*** Block opens ***

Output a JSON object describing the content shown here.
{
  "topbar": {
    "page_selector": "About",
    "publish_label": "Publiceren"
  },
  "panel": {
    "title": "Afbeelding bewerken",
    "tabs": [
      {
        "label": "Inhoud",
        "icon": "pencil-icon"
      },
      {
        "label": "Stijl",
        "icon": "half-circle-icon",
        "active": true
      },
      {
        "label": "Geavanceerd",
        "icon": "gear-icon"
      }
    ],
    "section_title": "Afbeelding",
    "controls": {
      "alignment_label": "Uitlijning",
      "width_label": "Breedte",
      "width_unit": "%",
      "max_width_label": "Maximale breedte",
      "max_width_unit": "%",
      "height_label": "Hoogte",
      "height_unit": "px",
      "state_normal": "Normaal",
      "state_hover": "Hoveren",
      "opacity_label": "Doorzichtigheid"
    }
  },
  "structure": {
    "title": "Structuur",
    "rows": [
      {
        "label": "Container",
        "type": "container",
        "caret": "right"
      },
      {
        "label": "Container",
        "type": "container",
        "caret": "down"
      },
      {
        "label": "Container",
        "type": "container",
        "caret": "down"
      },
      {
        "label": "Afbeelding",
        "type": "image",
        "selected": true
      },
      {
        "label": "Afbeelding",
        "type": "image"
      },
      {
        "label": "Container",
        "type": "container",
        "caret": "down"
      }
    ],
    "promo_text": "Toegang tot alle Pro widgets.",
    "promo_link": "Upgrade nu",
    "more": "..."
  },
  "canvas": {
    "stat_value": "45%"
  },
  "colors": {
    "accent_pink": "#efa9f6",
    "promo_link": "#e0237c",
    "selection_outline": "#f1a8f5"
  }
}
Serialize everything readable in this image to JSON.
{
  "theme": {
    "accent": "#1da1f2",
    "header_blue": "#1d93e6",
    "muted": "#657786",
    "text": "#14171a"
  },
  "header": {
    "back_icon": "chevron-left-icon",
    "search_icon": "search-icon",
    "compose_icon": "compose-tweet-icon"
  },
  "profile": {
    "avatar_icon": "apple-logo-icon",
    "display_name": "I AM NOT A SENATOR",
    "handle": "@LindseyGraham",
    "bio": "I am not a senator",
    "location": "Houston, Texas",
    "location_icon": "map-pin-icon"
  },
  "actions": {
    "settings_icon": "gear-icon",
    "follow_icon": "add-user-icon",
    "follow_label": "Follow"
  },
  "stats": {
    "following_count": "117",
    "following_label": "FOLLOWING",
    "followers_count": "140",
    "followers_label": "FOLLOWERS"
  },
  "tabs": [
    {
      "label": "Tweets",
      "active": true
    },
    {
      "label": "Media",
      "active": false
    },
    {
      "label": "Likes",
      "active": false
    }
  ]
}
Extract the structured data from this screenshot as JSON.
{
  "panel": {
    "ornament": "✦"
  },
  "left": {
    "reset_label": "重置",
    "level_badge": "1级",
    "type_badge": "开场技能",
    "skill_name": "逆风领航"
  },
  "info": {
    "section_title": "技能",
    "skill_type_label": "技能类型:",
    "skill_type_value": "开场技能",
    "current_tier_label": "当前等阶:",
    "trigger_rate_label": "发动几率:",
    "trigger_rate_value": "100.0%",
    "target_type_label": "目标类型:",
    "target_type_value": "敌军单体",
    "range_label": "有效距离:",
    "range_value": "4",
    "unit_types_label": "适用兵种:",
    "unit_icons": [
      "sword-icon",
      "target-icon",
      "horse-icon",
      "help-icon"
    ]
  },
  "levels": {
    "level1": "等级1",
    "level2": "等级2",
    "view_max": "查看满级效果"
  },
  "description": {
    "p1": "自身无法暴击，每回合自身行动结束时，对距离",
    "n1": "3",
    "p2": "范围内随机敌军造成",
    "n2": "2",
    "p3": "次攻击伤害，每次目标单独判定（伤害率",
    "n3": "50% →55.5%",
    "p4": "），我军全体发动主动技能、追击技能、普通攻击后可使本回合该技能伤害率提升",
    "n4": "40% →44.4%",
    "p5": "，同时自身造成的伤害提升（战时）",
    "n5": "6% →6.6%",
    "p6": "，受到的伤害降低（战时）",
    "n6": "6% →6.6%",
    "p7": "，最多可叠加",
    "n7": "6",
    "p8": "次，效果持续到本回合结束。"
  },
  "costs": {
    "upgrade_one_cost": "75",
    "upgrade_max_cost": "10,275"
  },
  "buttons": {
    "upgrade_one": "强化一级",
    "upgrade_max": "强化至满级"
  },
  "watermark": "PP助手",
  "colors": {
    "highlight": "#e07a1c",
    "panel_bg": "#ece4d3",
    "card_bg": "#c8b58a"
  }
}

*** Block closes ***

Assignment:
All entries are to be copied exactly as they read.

Task answer:
Output a JSON object describing the content shown here.
{
  "topbar": {
    "page_selector": "About",
    "publish_label": "Publiceren"
  },
  "panel": {
    "title": "Afbeelding bewerken",
    "tabs": [
      {
        "label": "Inhoud",
        "icon": "pencil-icon"
      },
      {
        "label": "Stijl",
        "icon": "half-circle-icon",
        "active": true
      },
      {
        "label": "Geavanceerd",
        "icon": "gear-icon"
      }
    ],
    "section_title": "Afbeelding",
    "controls": {
      "alignment_label": "Uitlijning",
      "width_label": "Breedte",
      "width_unit": "%",
      "max_width_label": "Maximale breedte",
      "max_width_unit": "%",
      "height_label": "Hoogte",
      "height_unit": "px",
      "state_normal": "Normaal",
      "state_hover": "Hoveren",
      "opacity_label": "Doorzichtigheid"
    }
  },
  "structure": {
    "title": "Structuur",
    "rows": [
      {
        "label": "Container",
        "type": "container",
        "caret": "right"
      },
      {
        "label": "Container",
        "type": "container",
        "caret": "down"
      },
      {
        "label": "Container",
        "type": "container",
        "caret": "down"
      },
      {
        "label": "Afbeelding",
        "type": "image",
        "selected": true
      },
      {
        "label": "Afbeelding",
        "type": "image"
      },
      {
        "label": "Container",
        "type": "container",
        "caret": "down"
      }
    ],
    "promo_text": "Toegang tot alle Pro widgets.",
    "promo_link": "Upgrade nu",
    "more": "..."
  },
  "canvas": {
    "stat_value": "45%"
  },
  "colors": {
    "accent_pink": "#efa9f6",
    "promo_link": "#e0237c",
    "selection_outline": "#f1a8f5"
  }
}
Serialize everything readable in this image to JSON.
{
  "theme": {
    "accent": "#1da1f2",
    "header_blue": "#1d93e6",
    "muted": "#657786",
    "text": "#14171a"
  },
  "header": {
    "back_icon": "chevron-left-icon",
    "search_icon": "search-icon",
    "compose_icon": "compose-tweet-icon"
  },
  "profile": {
    "avatar_icon": "apple-logo-icon",
    "display_name": "I AM NOT A SENATOR",
    "handle": "@LindseyGraham",
    "bio": "I am not a senator",
    "location": "Houston, Texas",
    "location_icon": "map-pin-icon"
  },
  "actions": {
    "settings_icon": "gear-icon",
    "follow_icon": "add-user-icon",
    "follow_label": "Follow"
  },
  "stats": {
    "following_count": "117",
    "following_label": "FOLLOWING",
    "followers_count": "140",
    "followers_label": "FOLLOWERS"
  },
  "tabs": [
    {
      "label": "Tweets",
      "active": true
    },
    {
      "label": "Media",
      "active": false
    },
    {
      "label": "Likes",
      "active": false
    }
  ]
}
Extract the structured data from this screenshot as JSON.
{
  "panel": {
    "ornament": "✦"
  },
  "left": {
    "reset_label": "重置",
    "level_badge": "1级",
    "type_badge": "开场技能",
    "skill_name": "逆风领航"
  },
  "info": {
    "section_title": "技能",
    "skill_type_label": "技能类型:",
    "skill_type_value": "开场技能",
    "current_tier_label": "当前等阶:",
    "trigger_rate_label": "发动几率:",
    "trigger_rate_value": "100.0%",
    "target_type_label": "目标类型:",
    "target_type_value": "敌军单体",
    "range_label": "有效距离:",
    "range_value": "4",
    "unit_types_label": "适用兵种:",
    "unit_icons": [
      "sword-icon",
      "target-icon",
      "horse-icon",
      "help-icon"
    ]
  },
  "levels": {
    "level1": "等级1",
    "level2": "等级2",
    "view_max": "查看满级效果"
  },
  "description": {
    "p1": "自身无法暴击，每回合自身行动结束时，对距离",
    "n1": "3",
    "p2": "范围内随机敌军造成",
    "n2": "2",
    "p3": "次攻击伤害，每次目标单独判定（伤害率",
    "n3": "50% →55.5%",
    "p4": "），我军全体发动主动技能、追击技能、普通攻击后可使本回合该技能伤害率提升",
    "n4": "40% →44.4%",
    "p5": "，同时自身造成的伤害提升（战时）",
    "n5": "6% →6.6%",
    "p6": "，受到的伤害降低（战时）",
    "n6": "6% →6.6%",
    "p7": "，最多可叠加",
    "n7": "6",
    "p8": "次，效果持续到本回合结束。"
  },
  "costs": {
    "upgrade_one_cost": "75",
    "upgrade_max_cost": "10,275"
  },
  "buttons": {
    "upgrade_one": "强化一级",
    "upgrade_max": "强化至满级"
  },
  "watermark": "PP助手",
  "colors": {
    "highlight": "#e07a1c",
    "panel_bg": "#ece4d3",
    "card_bg": "#c8b58a"
  }
}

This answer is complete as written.